This section was followed by what is described on the website as "the Process", in which students considered some sample case studies under the direction of the teacher and a priest. Among these cases studies are two that seemed a more than a little daring for seventh grade children: Mary and the Problem Pregnancy, and Annie-- To Report or Not Report.
While the latter has a creepiness factor of 10, in the interests of time let me focus on the former. It dealt with the travails of a woman who was divorced from an emotionally abusive man and who becomes pregnant with another man's child outside of wedlock. See if you can square the circle of description from this excerpt:
She met a young man who was decent to her, respected her, and was loving towards her. She would eventually marry him, but before they were married, she became pregnant again.
Just how the young man who took advantage of her and joined her in mortal sin was nonetheless "decent" to her and "respected her" is less than clear. And, sorry, but "became pregnant"? I can imagine little Janey raising her hand and asking, "Father, if they weren't married, how did she become pregnant? How can that happen?" Perhaps I am not jaded enough if I dare hope that even one seventh grader may have some measure of childhood innocence left. Be that as it may, it is the province of the parent to decide when these topics are covered, and not that of the school.
The scenario then allows the children to discuss Mary's (and isn't that name loaded with implications?) two options: to have the baby or to abort the baby.
I can't speak to the rest of the religion curriculum at this school, but I wonder if the children are as adept at internalizing the teachings of the faith and sound Catholic theology as they are about the plight of women who don't have access to "family planning" services.
And these types of programs seem to have the implicit support of Catholic Charities, whose ongoing collaboration with JustFaith (which includes a recent workshop given by its founder Jack Jezreel, who has ties to the dissident group Call to Action) sends a message that social justice need not be "tethered to the truth", as the Holy Father maintains it must be.
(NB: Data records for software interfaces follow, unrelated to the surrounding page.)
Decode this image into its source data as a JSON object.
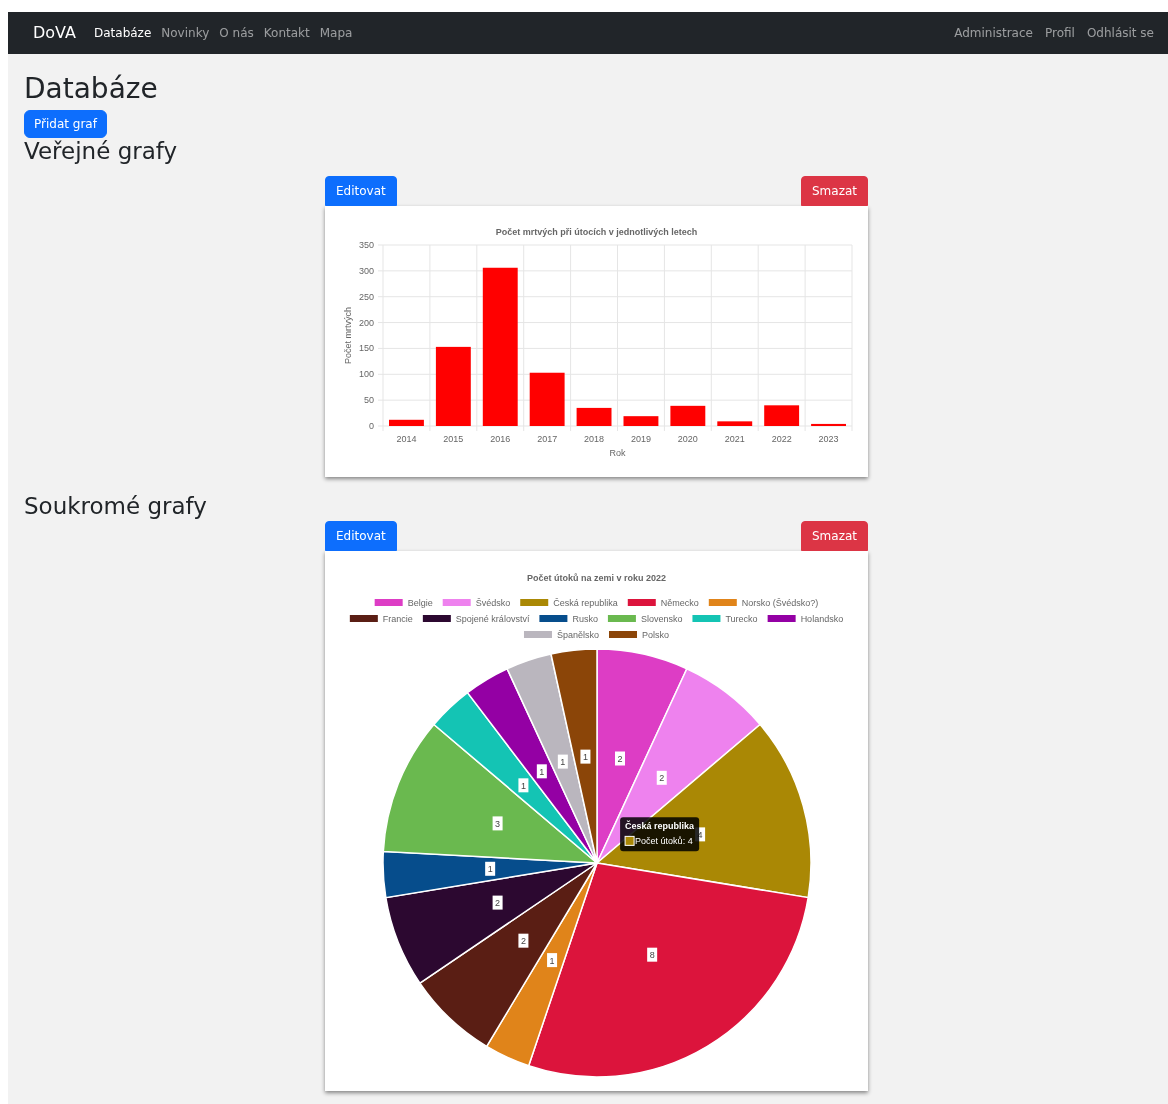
{
  "navbar": {
    "brand": "DoVA",
    "left_items": [
      {
        "label": "Databáze",
        "selected": true
      },
      {
        "label": "Novinky",
        "selected": false
      },
      {
        "label": "O nás",
        "selected": false
      },
      {
        "label": "Kontakt",
        "selected": false
      },
      {
        "label": "Mapa",
        "selected": false
      }
    ],
    "right_items": [
      {
        "label": "Administrace",
        "selected": false
      },
      {
        "label": "Profil",
        "selected": false
      },
      {
        "label": "Odhlásit se",
        "selected": false
      }
    ]
  },
  "title": "Databáze",
  "add_button": "Přidat graf",
  "sections": [
    {
      "heading": "Veřejné grafy",
      "edit_button": "Editovat",
      "delete_button": "Smazat",
      "chart_data": {
        "type": "bar",
        "title": "Počet mrtvých při útocích v jednotlivých letech",
        "xlabel": "Rok",
        "ylabel": "Počet mrtvých",
        "categories": [
          "2014",
          "2015",
          "2016",
          "2017",
          "2018",
          "2019",
          "2020",
          "2021",
          "2022",
          "2023"
        ],
        "color": "#ff0000",
        "values": [
          12,
          153,
          306,
          103,
          35,
          19,
          39,
          9,
          40,
          4
        ],
        "ylim": [
          0,
          350
        ],
        "yticks": [
          0,
          50,
          100,
          150,
          200,
          250,
          300,
          350
        ],
        "grid": true
      }
    },
    {
      "heading": "Soukromé grafy",
      "edit_button": "Editovat",
      "delete_button": "Smazat",
      "chart_data": {
        "type": "pie",
        "title": "Počet útoků na zemi v roku 2022",
        "categories": [
          "Belgie",
          "Švédsko",
          "Česká republika",
          "Německo",
          "Norsko (Švédsko?)",
          "Francie",
          "Spojené království",
          "Rusko",
          "Slovensko",
          "Turecko",
          "Holandsko",
          "Španělsko",
          "Polsko"
        ],
        "colors": [
          "#dd3dc5",
          "#ee82ee",
          "#aa8805",
          "#dc143c",
          "#e0841a",
          "#5a1e14",
          "#2c0830",
          "#064d8c",
          "#6ab94f",
          "#14c4b4",
          "#9400a4",
          "#bab6be",
          "#8b4508"
        ],
        "values": [
          2,
          2,
          4,
          8,
          1,
          2,
          2,
          1,
          3,
          1,
          1,
          1,
          1
        ],
        "data_labels": true,
        "legend": true
      },
      "tooltip": {
        "title": "Česká republika",
        "text": "Počet útoků: 4"
      }
    }
  ]
}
In case you're wondering, the tuition at Our Lady Queen of Peace is $3,780 per year.